Woolhampton author publishes new book on Berkshire history in the late Victorian and Edwardian era
A Woolhampton author has released a new book about a period a great change and innovation in Berkshire.
The latest title by local historian John Trigg, Late Victorian and Edwardian Berkshire: 1860-1910, captures this unique era covering milestone events from the Boer Wars, the founding of Newbury Racecourse to the advent of the motor car.
Some of these changes shaped the royal county’s future for the better, but not all of them straightaway, says the author, whose past publications include A County at War, The Mounts of Wasing and Austerity to Affluence.
At least two years in the making and referring to local press cuttings, around 75 copies of the new book are now up for grabs.
So what were some stand out discoveries from his research?
Mr Trigg said: “The Boer War never featured a great deal in the textbooks.
“And yet it was the be all and end all of Berkshire at that time. It was quite unbelievable.”
Mr Trigg recalled one incident he read during his research where a shellshocked Woolhampton man, returning from the brutal fighting in South Africa, entered the former signalbox in the village armed with a rifle.
Thankfully, no one was harmed.
Another important development covered is the evolution of the Suffragettes, whose campaign under the ‘Votes for Women’ movement gained significant traction in the early 20th century.
“Anne Monroe walked from Scotland to Reading as part of a campaign and she married a Thatcham man,” added Mr Trigg.
“She had her honeymoon in Holloway Prison. He smuggled a letter in a banana, would you believe.
But the local area had another interesting connection said Mr Trigg — to His Majesty.
The mistress of King Edward VII, who had her own keys to the Buckingham Palace gardens, was the sister of Charles Edward Keyser, a British stockbroker and later lord of the manor of Aldermaston.
Mr Trigg also explained the idea of Empire was prevalent during this period and closely taught in schools.
The coming of the bicycle and motor car also boosted trade and travel in the locality, enabling residents to travel to London and beyond.
Speaking about putting the book together, Mr Trigg added: “The hardest thing actually is not the research, that’s fun. It’s putting it all together.”
When asked what aspects he would say have improved or gotten worse in the county since this period, Mr Trigg said speeding still remains as much of an issue on West Berkshire’s rural roads now as when cars were first introduced.
Mr Trigg’s new book is available to buy at The Corner Shop in Woolhampton, at the monthly Woolhampton Village Market or by contacting him online using email@example.com.

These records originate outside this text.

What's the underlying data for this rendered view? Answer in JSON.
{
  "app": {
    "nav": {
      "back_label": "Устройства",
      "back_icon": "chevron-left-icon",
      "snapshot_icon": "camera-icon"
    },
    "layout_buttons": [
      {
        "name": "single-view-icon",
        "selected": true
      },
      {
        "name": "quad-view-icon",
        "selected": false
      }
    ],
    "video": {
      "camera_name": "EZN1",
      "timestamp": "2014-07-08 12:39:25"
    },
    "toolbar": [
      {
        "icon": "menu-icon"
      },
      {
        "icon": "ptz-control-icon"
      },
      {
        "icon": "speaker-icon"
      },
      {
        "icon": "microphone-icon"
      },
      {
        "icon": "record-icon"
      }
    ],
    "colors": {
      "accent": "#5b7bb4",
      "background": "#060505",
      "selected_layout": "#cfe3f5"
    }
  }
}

And he has already started work on his next book.
Though he cannot say much, Mr Trigg revealed he has already produced more than 100 pages of notes.